Even if the ACA narrowly survives, David Frum is in for a rude awakening:
Even though the Solicitor General reportedly choked today, that doesn’t change the fact that the conservatives on the Court have spent most of their intellectual lives railing against judicial activism.
Well, this is technically true; conservatives on the court (and much more so off the court) do spend a lot of time railing against “judicial activism.” What the conservatives on the Court absolutely don’t do is oppose “judicial activism” in practice. And in this case, Scalia is virtually certain to vote to strike the law down.
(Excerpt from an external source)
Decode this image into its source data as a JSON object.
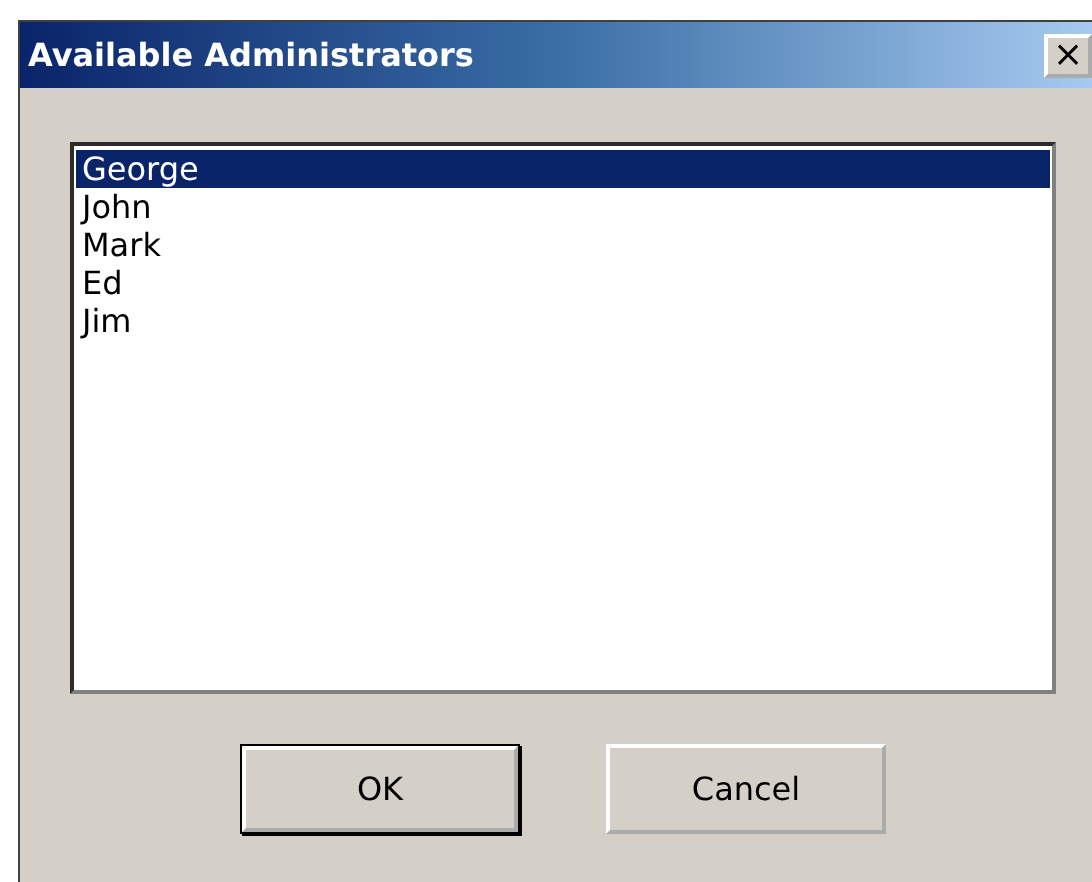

One thing that the oral arguments in this case should accomplish is to make clear that when the Academy of the Overrated opens Scalia will get in on the first ballot. The performance of both Scalia and Alito throughout the oral arguments was an embarrassment — a succession of cranky and ignorant right-wing policy pronouncements and irrelevant hypotheticals with no pretense of engaging with the case law. Scalia’s attempt to invent a category of legislation that could be “necessary” but not “proper” — apparently because there might be alternative legislation that would be closer to the policy preferences Scalia got from listening to a third-rate winger talk show — was particularly special. If the Court wants to overrule McCulloch v. Maryland it really should do so explicitly…